Hulled, hull-less and pearled barley - What is the difference?

1 Comment

What is difference between pearled, hulled and hulless barley? Be Still Farms ~ Real, Fine OrganicsThere is a fair amount of confusion among our customers about the best kind of organic barley to use, not surprising as the differences can be subtle.  Over time, we have seen three main kinds of organic barley become available: Classic "Hulled Barley", Pearled Barley and the lesser-known "Hull-less Barley".What we would call classic Hulled Barley is a variety of barley with an outer husk that is tightly attached. To make the grain edible, this tight outer husk, or ‘hull’, is removed using a kind of simple rolling/tumbling action. This processing is similar but shorter to what is done to create Pearled Barley. The resulting grains do bear a slight resemblance to each other visually and can cause confusion for people choosing a product. For example, classic Hulled Barley will show some of the bare spots common to Pearled Barley from all the rolling/tumbling. But importantly, the shorter processing means Hulled Barley retains a higher nutrition level.

As you may have guessed, Pearled Barley gets its name from the pale shine created from longer tumbling times when processing.  These longer times mean that not only is the outer hull removed but also most of the bran layer (which is the fiber).  This extra processing creates a grain that is less chewy and cooks more quickly.  Pearled Barley is also sometimes called ‘Pot or Scotch’ barley. Pearled Barley is the most processed, least beneficial of the 3 options from a nutrition perspective. That said, organic Pearled Barley is still a healthy ingredient if you prefer your barley this way as it still retains its protein, vitamin and mineral content.

Whereas Hulled Barley and Pearled Barley are the same species and get their names from the way they are processed, Hull-less Barley, often called Hulless Barley, is actually a completely different variety of barley. This species has an outer hull that is much less tightly attached, and therefore drops off on its own as it is harvested in the field. Being a different variety, and not requiring any rolling/tumbling, it looks different to the naked eye. There are some cooking and taste differences as well. We will go into this aspect a bit more in part 2 of this series.

 

Recipes:

 


Thanks for reading this Be Still Farms Blog article. To sign up for more news/articles and/or recipes, click here. For more about us, click here. To shop our certified organic products, click here.

Please comment and share and we look forward to serving you in the future!




1 Response

Cindy Miller
Cindy Miller

April 28, 2020

Where do I find part two of this article on pearl, hulled and hulless barley?

Leave a comment

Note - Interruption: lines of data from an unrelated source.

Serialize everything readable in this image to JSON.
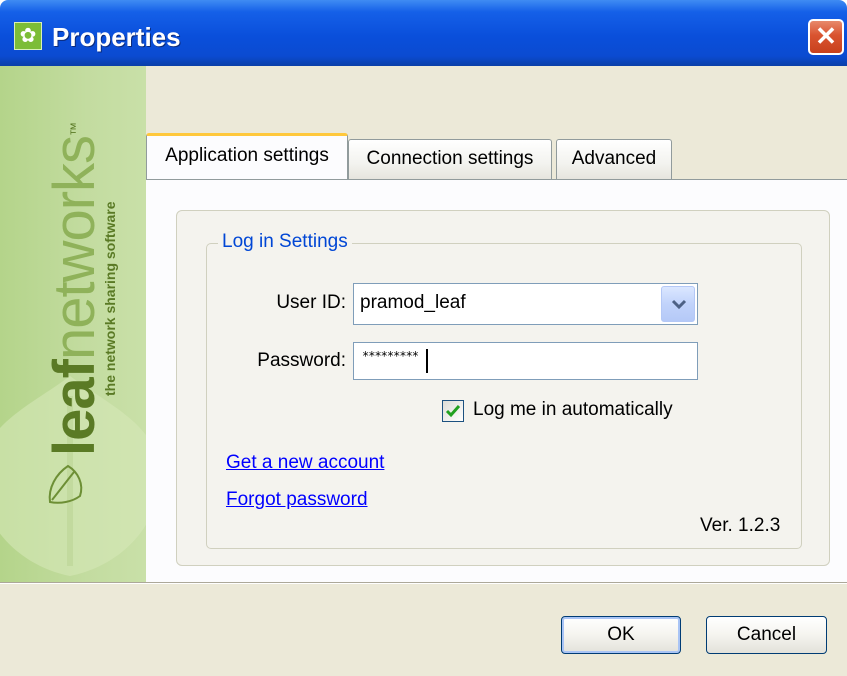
{
  "window": {
    "title": "Properties",
    "close_glyph": "✕",
    "icon": "leafnetworks-app-icon"
  },
  "brand": {
    "name_part1": "leaf",
    "name_part2": "networks",
    "trademark": "™",
    "tagline": "the network sharing software",
    "accent_color": "#7cbd37"
  },
  "tabs": [
    {
      "label": "Application settings",
      "active": true
    },
    {
      "label": "Connection settings",
      "active": false
    },
    {
      "label": "Advanced",
      "active": false
    }
  ],
  "login": {
    "group_title": "Log in Settings",
    "user_id_label": "User ID:",
    "user_id_value": "pramod_leaf",
    "password_label": "Password:",
    "password_value": "*********",
    "auto_login_label": "Log me in automatically",
    "auto_login_checked": true
  },
  "links": {
    "new_account": "Get a new account",
    "forgot_password": "Forgot password"
  },
  "version": "Ver. 1.2.3",
  "buttons": {
    "ok": "OK",
    "cancel": "Cancel"
  }
}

Comments will be approved before showing up.


Also in Healthy & Organic Living Blog

Hulled, Hull-less and Pearled Barley - Cooking & Taste Differences
Hulled, Hull-less and Pearled Barley - Cooking & Taste Differences

More & more people are recognizing the health benefits of barley.  In its unrefined form (Hulled or Hull-less, also called ‘eBarley’) it has the highest fiber of any grain. Pearled barley is considered a refined grain but still retains a relatively high level of fiber. Any type of barley can be substituted in place of rice in dishes to increase the nutrition and fiber content, or even in place of oatmeal in the morning.

Continue Reading

Why Sourdough? Part 2- Nutrition
Why Sourdough? Part 2- Nutrition

Many people enjoy sourdough for it's delicious and unique taste, but did you know that it also has nutritional differences that set it apart from regular bread?

Continue Reading

Why Sourdough? Part 1 - History

The process of leavening bread through fermentation is as old as bread baking itself. For thousands of years humans have been harnessing the power of naturally occurring lactobacilli and yeast to create sourdough bread.......

Continue Reading